Ivory Coast Seeks Return of Golden Age With Roads, BridgesBy and
Government plans to ease congestion in biggest city, Abidjan
Focus on infrastructure has sustained high economic growth
Ivory Coast plans to renew most of its road network and ease congestion in the largest city, Abidjan, as part of a $6.4 billion plan to improve infrastructure in the world’s biggest cocoa producer.
The government’s focus on large infrastructure projects has sustained one of Africa’s fastest-growing economies since 2012 and helped the country regain its position as a regional hub in French-speaking West Africa after almost a decade of conflict.
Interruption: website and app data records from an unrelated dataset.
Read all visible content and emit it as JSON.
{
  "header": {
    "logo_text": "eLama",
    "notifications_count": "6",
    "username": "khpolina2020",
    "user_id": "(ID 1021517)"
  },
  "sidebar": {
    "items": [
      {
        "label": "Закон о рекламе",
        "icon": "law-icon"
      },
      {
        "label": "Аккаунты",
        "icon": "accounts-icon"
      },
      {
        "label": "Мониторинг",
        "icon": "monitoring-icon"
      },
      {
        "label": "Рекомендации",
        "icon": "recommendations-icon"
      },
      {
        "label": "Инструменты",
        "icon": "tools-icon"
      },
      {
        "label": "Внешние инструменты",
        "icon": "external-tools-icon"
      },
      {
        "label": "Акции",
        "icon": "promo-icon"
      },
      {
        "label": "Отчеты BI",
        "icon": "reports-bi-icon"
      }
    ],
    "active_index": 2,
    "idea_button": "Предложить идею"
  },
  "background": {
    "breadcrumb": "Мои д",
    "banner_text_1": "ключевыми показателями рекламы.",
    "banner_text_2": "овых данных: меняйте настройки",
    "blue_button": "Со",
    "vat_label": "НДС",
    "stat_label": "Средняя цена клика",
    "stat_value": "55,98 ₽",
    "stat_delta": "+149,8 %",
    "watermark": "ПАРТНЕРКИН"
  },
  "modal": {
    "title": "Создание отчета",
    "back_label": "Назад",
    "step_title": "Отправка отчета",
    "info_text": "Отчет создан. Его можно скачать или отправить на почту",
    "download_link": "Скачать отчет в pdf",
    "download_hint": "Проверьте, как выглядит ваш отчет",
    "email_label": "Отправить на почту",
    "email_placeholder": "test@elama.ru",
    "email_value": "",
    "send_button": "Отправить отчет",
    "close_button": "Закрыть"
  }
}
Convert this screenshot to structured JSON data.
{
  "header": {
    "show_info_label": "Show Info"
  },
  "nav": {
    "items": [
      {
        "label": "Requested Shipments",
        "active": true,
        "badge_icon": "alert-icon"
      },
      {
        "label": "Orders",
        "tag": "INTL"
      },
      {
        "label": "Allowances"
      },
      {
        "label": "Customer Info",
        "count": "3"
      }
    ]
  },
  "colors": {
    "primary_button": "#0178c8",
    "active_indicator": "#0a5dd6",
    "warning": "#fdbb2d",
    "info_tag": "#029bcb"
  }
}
Investment spending accounts for a third of the 2018 budget under President Alassane Ouattara, with the International Monetary Fund forecasting economic growth at 7.3 percent this year.
“We want to be an emerging country but to achieve that, we will need high-quality infrastructure to support the economy,” Amede Koffi Kouakou, minister of economic infrastructure, said in an interview Tuesday in Abidjan. “We have to ease the congestion in Abidjan, we have to be able to transport our agricultural goods to the ports.’’
The pace of construction has been swift. Several key projects undertaken during Ouattara’s tenure were first designed and planned in the 1970s and early 1980s in a period Ivorians today still refer to as a golden age because of record economic growth and political stability. They include a toll bridge across the lagoon in the heart of Abidjan and a dam in the west that has added 275 megawatts to the national power grid.
In the next few years, Alstom SA and Bouygues SA will oversee the construction of a $1.6 billion commuter train network in Abidjan, while the city of about 6 million people will get two additional bridges and at least four interchanges, Kouakou said. The government announced last week that it handed a contract for what will be Abidjan’s fourth bridge spanning the lagoon to China State Construction Engineering Corp.
Another priority is a better road network. The government is extending its only four-lane highway in the interior and building a wider road to the eastern border with Ghana. About 70 percent of the tarred roads need repairs, and tens of thousands of kilometers of unpaved roads connecting remote farms and villages to the main towns have to be improved, Kouakou said.
Many cocoa farmers lose access to their plantations during the rainy season that typically peaks in June and July. Most paved roads fell into disrepair during the conflict that divided the country into a rebel-held north and a government-controlled south until Ouattara assumed office in 2011.
“We have 4,500 kilometers of road that are often older than 18 years,” Kouakou said. “There was almost no maintenance during the crisis -- we have a lot of work to do.”